Next episode: Please join me next week (October 6th, 9pm EST / 6pm PST) for part two of my conversation with Cayden Mak (@cayden) of 18MillionRising on digital activism as decolonial tools of social change. You can RSVP to watch here!


South Asian American man wanted to kill women at UW in emulation of Elliot Rodger

FBI report of threats published by Keshav Bhide under the screen-name "Foss Dark", declaring his intent to engage in a mass shooting like Elliot Rodger.
FBI report of threats published by Keshav Bhide under the screen-name “Foss Dark”, declaring his intent to engage in a mass shooting and then kill himself, like Isla Vista shooter Elliot Rodger.

(H/T Jeff Yang (@originalspin))

Less than a month ago, Elliot Rodger stabbed to death his three Asian American housemates and then went on a shooting spree in the residential college town of Isla Vista, randomly targeting women and their boyfriends as alleged punishment for society’s emasculation of him. I wrote about how Rodger’s actions were symptomatic of society’s larger definition of masculinity; I coined the term “misogylinity” to describe hegemonic masculinity’s toxic and misguided assertion that men should pursue and covet a masculinity defined relative to the sexual commodification of women.  I further discussed how issues of masculinity are of particular interest to the Asian American community, where the racial pain arising from stereotypes of emasculation is explicitly political, and which has rationalized the pursuit — often uncritically, and sometimes outright problematically — of misogylinistic notions of manhood.
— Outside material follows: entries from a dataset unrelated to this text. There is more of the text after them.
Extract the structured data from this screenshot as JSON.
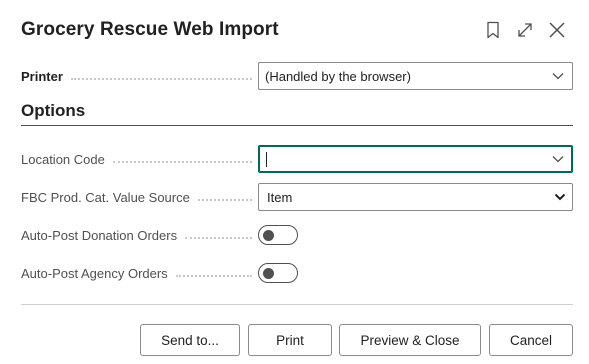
{
  "dialog": {
    "title": "Grocery Rescue Web Import",
    "icons": [
      "bookmark-icon",
      "expand-icon",
      "close-icon"
    ]
  },
  "printer": {
    "label": "Printer",
    "value": "(Handled by the browser)"
  },
  "options": {
    "section_title": "Options",
    "location_code": {
      "label": "Location Code",
      "value": ""
    },
    "fbc_prod_cat": {
      "label": "FBC Prod. Cat. Value Source",
      "value": "Item"
    },
    "auto_post_donation": {
      "label": "Auto-Post Donation Orders",
      "on": false
    },
    "auto_post_agency": {
      "label": "Auto-Post Agency Orders",
      "on": false
    }
  },
  "buttons": {
    "send_to": "Send to...",
    "print": "Print",
    "preview_close": "Preview & Close",
    "cancel": "Cancel"
  },
  "colors": {
    "focus_accent": "#00695c",
    "text": "#212121",
    "label": "#505050"
  }
}
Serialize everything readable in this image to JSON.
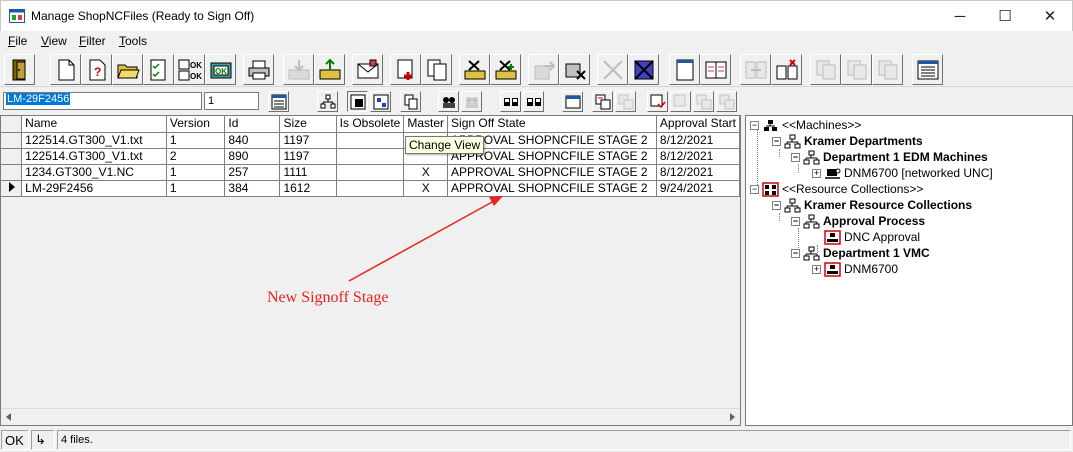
{
  "window": {
    "title": "Manage ShopNCFiles (Ready to Sign Off)",
    "minimize": "─",
    "maximize": "☐",
    "close": "✕"
  },
  "menu": [
    {
      "label": "File"
    },
    {
      "label": "View"
    },
    {
      "label": "Filter"
    },
    {
      "label": "Tools"
    }
  ],
  "search": {
    "filename": "LM-29F2456",
    "version": "1"
  },
  "tooltip": "Change View",
  "grid": {
    "columns": [
      "Name",
      "Version",
      "Id",
      "Size",
      "Is Obsolete",
      "Master",
      "Sign Off State",
      "Approval Start"
    ],
    "rows": [
      {
        "name": "122514.GT300_V1.txt",
        "version": "1",
        "id": "840",
        "size": "1197",
        "obsolete": "",
        "master": "",
        "state": "APPROVAL SHOPNCFILE STAGE 2",
        "start": "8/12/2021",
        "current": false
      },
      {
        "name": "122514.GT300_V1.txt",
        "version": "2",
        "id": "890",
        "size": "1197",
        "obsolete": "",
        "master": "",
        "state": "APPROVAL SHOPNCFILE STAGE 2",
        "start": "8/12/2021",
        "current": false
      },
      {
        "name": "1234.GT300_V1.NC",
        "version": "1",
        "id": "257",
        "size": "1111",
        "obsolete": "",
        "master": "X",
        "state": "APPROVAL SHOPNCFILE STAGE 2",
        "start": "8/12/2021",
        "current": false
      },
      {
        "name": "LM-29F2456",
        "version": "1",
        "id": "384",
        "size": "1612",
        "obsolete": "",
        "master": "X",
        "state": "APPROVAL SHOPNCFILE STAGE 2",
        "start": "9/24/2021",
        "current": true
      }
    ]
  },
  "annotation": {
    "text": "New Signoff Stage",
    "color": "#e8221c"
  },
  "tree": {
    "machines_root": "<<Machines>>",
    "kramer_departments": "Kramer Departments",
    "dept1_edm": "Department 1 EDM Machines",
    "dnm6700_unc": "DNM6700 [networked UNC]",
    "resource_root": "<<Resource Collections>>",
    "kramer_resources": "Kramer Resource Collections",
    "approval_process": "Approval Process",
    "dnc_approval": "DNC Approval",
    "dept1_vmc": "Department 1 VMC",
    "dnm6700": "DNM6700"
  },
  "status": {
    "ok": "OK",
    "arrow": "↳",
    "files": "4 files."
  },
  "colors": {
    "accent": "#0078d7",
    "annotation": "#e8221c"
  }
}
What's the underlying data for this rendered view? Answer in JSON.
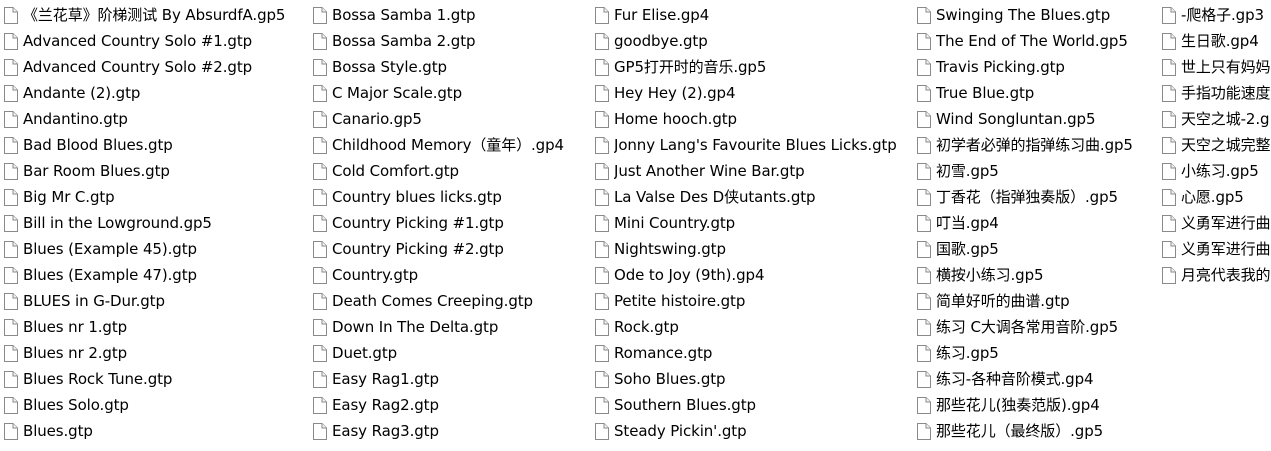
{
  "icon": "blank-document-icon",
  "colors": {
    "icon_stroke": "#8a8a8a",
    "icon_fill": "#ffffff",
    "text": "#000000"
  },
  "columns": [
    [
      "《兰花草》阶梯测试 By AbsurdfA.gp5",
      "Advanced Country Solo #1.gtp",
      "Advanced Country Solo #2.gtp",
      "Andante (2).gtp",
      "Andantino.gtp",
      "Bad Blood Blues.gtp",
      "Bar Room Blues.gtp",
      "Big Mr C.gtp",
      "Bill in the Lowground.gp5",
      "Blues (Example 45).gtp",
      "Blues (Example 47).gtp",
      "BLUES in G-Dur.gtp",
      "Blues nr 1.gtp",
      "Blues nr 2.gtp",
      "Blues Rock Tune.gtp",
      "Blues Solo.gtp",
      "Blues.gtp"
    ],
    [
      "Bossa Samba 1.gtp",
      "Bossa Samba 2.gtp",
      "Bossa Style.gtp",
      "C Major Scale.gtp",
      "Canario.gp5",
      "Childhood Memory（童年）.gp4",
      "Cold Comfort.gtp",
      "Country blues licks.gtp",
      "Country Picking #1.gtp",
      "Country Picking #2.gtp",
      "Country.gtp",
      "Death Comes Creeping.gtp",
      "Down In The Delta.gtp",
      "Duet.gtp",
      "Easy Rag1.gtp",
      "Easy Rag2.gtp",
      "Easy Rag3.gtp"
    ],
    [
      "Fur Elise.gp4",
      "goodbye.gtp",
      "GP5打开时的音乐.gp5",
      "Hey Hey (2).gp4",
      "Home hooch.gtp",
      "Jonny Lang's Favourite Blues Licks.gtp",
      "Just Another Wine Bar.gtp",
      "La Valse Des D侠utants.gtp",
      "Mini Country.gtp",
      "Nightswing.gtp",
      "Ode to Joy (9th).gp4",
      "Petite histoire.gtp",
      "Rock.gtp",
      "Romance.gtp",
      "Soho Blues.gtp",
      "Southern Blues.gtp",
      "Steady Pickin'.gtp"
    ],
    [
      "Swinging The Blues.gtp",
      "The End of The World.gp5",
      "Travis Picking.gtp",
      "True Blue.gtp",
      "Wind Songluntan.gp5",
      "初学者必弹的指弹练习曲.gp5",
      "初雪.gp5",
      "丁香花（指弹独奏版）.gp5",
      "叮当.gp4",
      "国歌.gp5",
      "横按小练习.gp5",
      "简单好听的曲谱.gtp",
      "练习 C大调各常用音阶.gp5",
      "练习.gp5",
      "练习-各种音阶模式.gp4",
      "那些花儿(独奏范版).gp4",
      "那些花儿（最终版）.gp5"
    ],
    [
      "-爬格子.gp3",
      "生日歌.gp4",
      "世上只有妈妈",
      "手指功能速度",
      "天空之城-2.g",
      "天空之城完整",
      "小练习.gp5",
      "心愿.gp5",
      "义勇军进行曲",
      "义勇军进行曲",
      "月亮代表我的"
    ]
  ]
}
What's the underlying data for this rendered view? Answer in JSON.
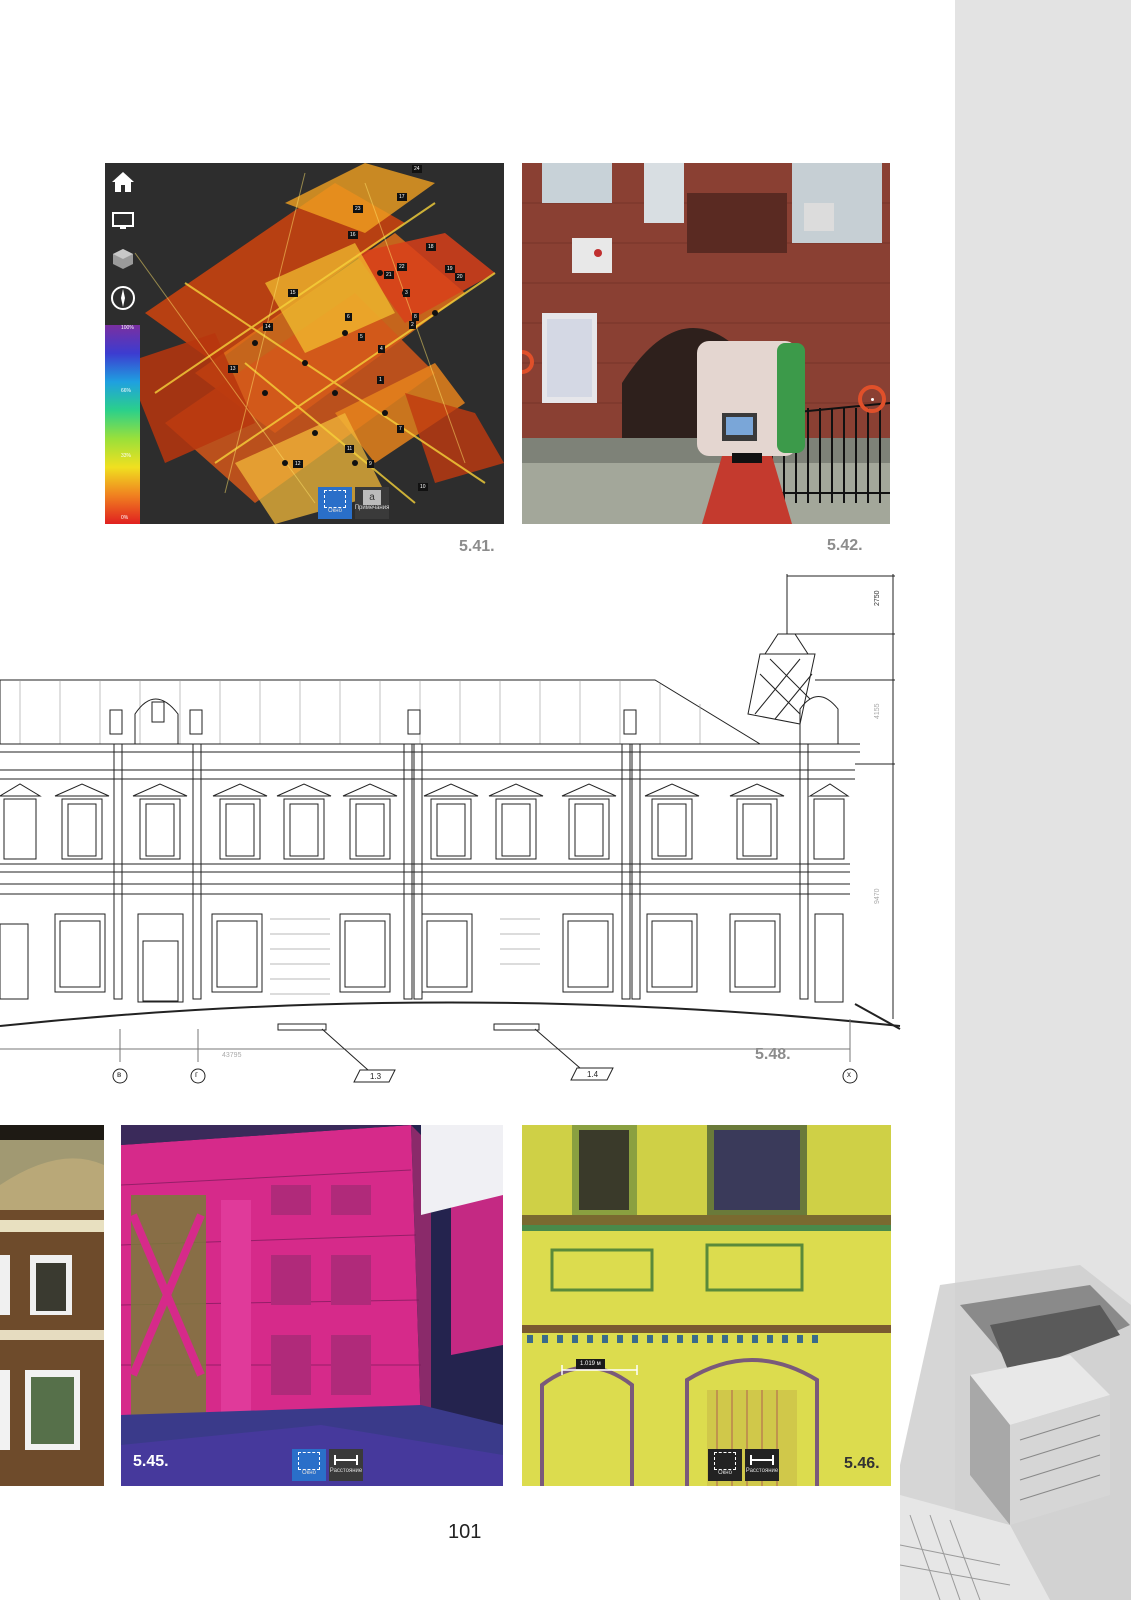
{
  "page_number": "101",
  "figures": {
    "f541": {
      "caption": "5.41.",
      "legend_labels": [
        "100%",
        "66%",
        "33%",
        "0%"
      ],
      "buttons": [
        {
          "label": "Окно",
          "icon": "select-box-icon"
        },
        {
          "label": "Примечания",
          "icon": "note-icon"
        }
      ],
      "side_tools": [
        "home-icon",
        "monitor-icon",
        "cube-icon",
        "compass-icon"
      ],
      "scan_station_tags": [
        "24",
        "17",
        "23",
        "16",
        "18",
        "22",
        "21",
        "19",
        "20",
        "15",
        "6",
        "3",
        "14",
        "5",
        "13",
        "4",
        "8",
        "7",
        "11",
        "12",
        "9",
        "10",
        "1",
        "2"
      ]
    },
    "f542": {
      "caption": "5.42.",
      "target_markers": [
        "target-left",
        "target-right"
      ]
    },
    "f548": {
      "caption": "5.48.",
      "dimensions": [
        "2750",
        "4155",
        "9470",
        "43795"
      ],
      "axis_marks": [
        "в",
        "г",
        "х"
      ],
      "callouts": [
        "1.3",
        "1.4"
      ]
    },
    "f545": {
      "caption": "5.45.",
      "buttons": [
        {
          "label": "Окно",
          "icon": "select-box-icon"
        },
        {
          "label": "Расстояние",
          "icon": "distance-icon"
        }
      ]
    },
    "f546": {
      "caption": "5.46.",
      "measurement": "1.019 м",
      "buttons": [
        {
          "label": "Окно",
          "icon": "select-box-icon"
        },
        {
          "label": "Расстояние",
          "icon": "distance-icon"
        }
      ]
    }
  }
}
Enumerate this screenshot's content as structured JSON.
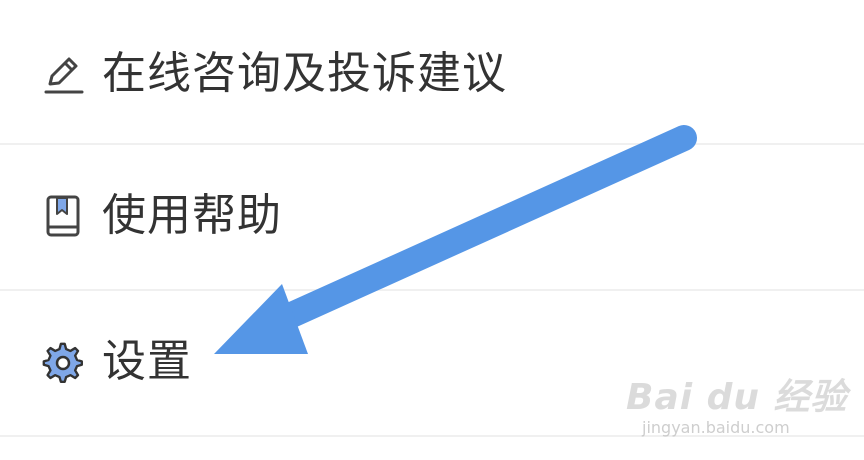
{
  "menu": {
    "items": [
      {
        "label": "在线咨询及投诉建议",
        "icon": "pencil-icon"
      },
      {
        "label": "使用帮助",
        "icon": "help-book-icon"
      },
      {
        "label": "设置",
        "icon": "gear-icon"
      }
    ]
  },
  "annotation": {
    "arrow_color": "#5596e6",
    "target": "设置"
  },
  "watermark": {
    "brand": "Bai du 经验",
    "url": "jingyan.baidu.com"
  },
  "colors": {
    "text": "#333333",
    "divider": "#f0f0f0",
    "icon_accent": "#7fa7e8"
  }
}
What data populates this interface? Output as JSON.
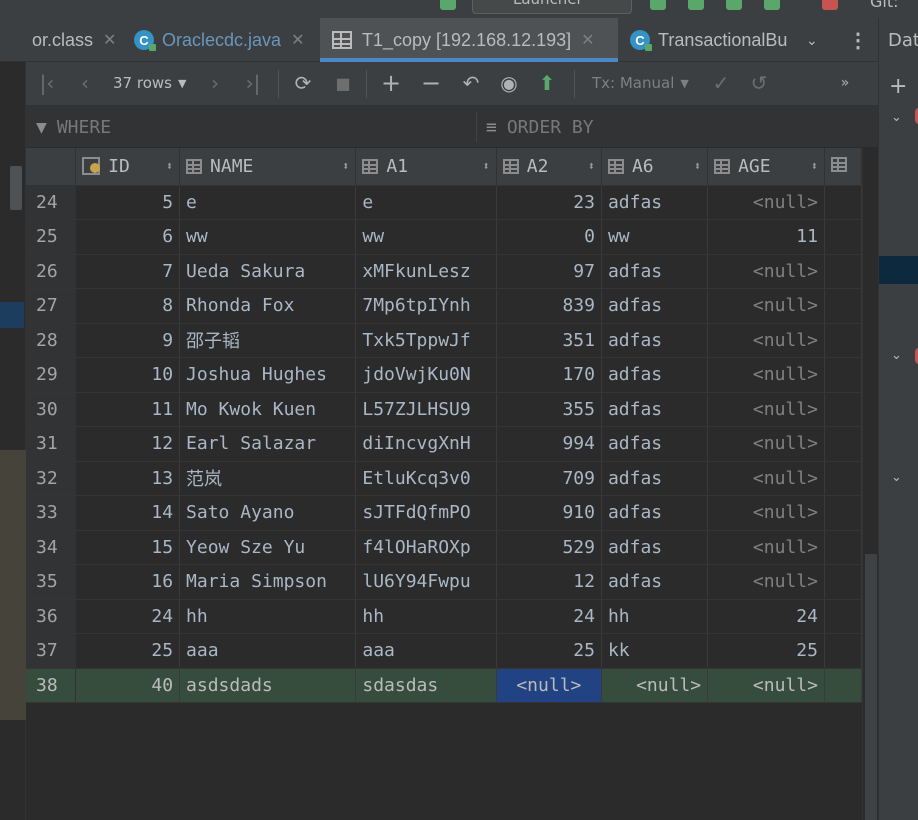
{
  "toolbar_top": {
    "launcher_label": "Launcher",
    "git_label": "Git:"
  },
  "tabs": [
    {
      "label": "or.class",
      "icon": "class-file-icon"
    },
    {
      "label": "Oraclecdc.java",
      "icon": "java-class-icon"
    },
    {
      "label": "T1_copy [192.168.12.193]",
      "icon": "table-icon",
      "active": true
    },
    {
      "label": "TransactionalBu",
      "icon": "java-class-icon"
    }
  ],
  "right_panel": {
    "title": "Dat"
  },
  "data_toolbar": {
    "rows_label": "37 rows",
    "tx_label": "Tx: Manual"
  },
  "filter": {
    "where_label": "WHERE",
    "order_label": "ORDER BY"
  },
  "grid": {
    "columns": [
      "ID",
      "NAME",
      "A1",
      "A2",
      "A6",
      "AGE"
    ],
    "rows": [
      {
        "n": "24",
        "id": "5",
        "name": "e",
        "a1": "e",
        "a2": "23",
        "a6": "adfas",
        "age": "<null>"
      },
      {
        "n": "25",
        "id": "6",
        "name": "ww",
        "a1": "ww",
        "a2": "0",
        "a6": "ww",
        "age": "11"
      },
      {
        "n": "26",
        "id": "7",
        "name": "Ueda Sakura",
        "a1": "xMFkunLesz",
        "a2": "97",
        "a6": "adfas",
        "age": "<null>"
      },
      {
        "n": "27",
        "id": "8",
        "name": "Rhonda Fox",
        "a1": "7Mp6tpIYnh",
        "a2": "839",
        "a6": "adfas",
        "age": "<null>"
      },
      {
        "n": "28",
        "id": "9",
        "name": "邵子韬",
        "a1": "Txk5TppwJf",
        "a2": "351",
        "a6": "adfas",
        "age": "<null>"
      },
      {
        "n": "29",
        "id": "10",
        "name": "Joshua Hughes",
        "a1": "jdoVwjKu0N",
        "a2": "170",
        "a6": "adfas",
        "age": "<null>"
      },
      {
        "n": "30",
        "id": "11",
        "name": "Mo Kwok Kuen",
        "a1": "L57ZJLHSU9",
        "a2": "355",
        "a6": "adfas",
        "age": "<null>"
      },
      {
        "n": "31",
        "id": "12",
        "name": "Earl Salazar",
        "a1": "diIncvgXnH",
        "a2": "994",
        "a6": "adfas",
        "age": "<null>"
      },
      {
        "n": "32",
        "id": "13",
        "name": "范岚",
        "a1": "EtluKcq3v0",
        "a2": "709",
        "a6": "adfas",
        "age": "<null>"
      },
      {
        "n": "33",
        "id": "14",
        "name": "Sato Ayano",
        "a1": "sJTFdQfmPO",
        "a2": "910",
        "a6": "adfas",
        "age": "<null>"
      },
      {
        "n": "34",
        "id": "15",
        "name": "Yeow Sze Yu",
        "a1": "f4lOHaROXp",
        "a2": "529",
        "a6": "adfas",
        "age": "<null>"
      },
      {
        "n": "35",
        "id": "16",
        "name": "Maria Simpson",
        "a1": "lU6Y94Fwpu",
        "a2": "12",
        "a6": "adfas",
        "age": "<null>"
      },
      {
        "n": "36",
        "id": "24",
        "name": "hh",
        "a1": "hh",
        "a2": "24",
        "a6": "hh",
        "age": "24"
      },
      {
        "n": "37",
        "id": "25",
        "name": "aaa",
        "a1": "aaa",
        "a2": "25",
        "a6": "kk",
        "age": "25"
      },
      {
        "n": "38",
        "id": "40",
        "name": "asdsdads",
        "a1": "sdasdas",
        "a2": "<null>",
        "a6": "<null>",
        "age": "<null>"
      }
    ]
  },
  "colors": {
    "accent": "#4a88c7",
    "selected_row": "#364d3e",
    "selected_cell": "#214283"
  }
}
I concluded that while misogyny, masculinity and misogylinity is America’s problem at-large, it is Asian America’s problem, too. In some corners of Asian America, radical misogyny incubates virtually unchecked.

Yesterday, a 23-year-old South Asian American man by the name of Keshav Mukund Bhide was arrested and held on $150,001 bail after posting numerous online comments idolizing Isla Vista shooter Elliot Rodger through YouTube and Google+, the latter through his account name “Foss Dark”. Bhide is a student at the University of Washington.

Bhide posted several comments calling Rodger’s “Day of Retribution” “perfectly justified”, and threatening to follow in Rodger’s footsteps. On May 30, Bhide wrote a comment on his own sharing of a YouTube video, saying that he “would have done exactly the same shit” but that he “would have killed only women”.

In explanation for his misogyny, Bhide cited a trope that again is all-too-familiar within the Asian American community: he rationalized his anger against women for society’s rejection of men who are “short” and who have an “ugly face”.

Continue reading “South Asian American man wanted to kill women at UW in emulation of Elliot Rodger”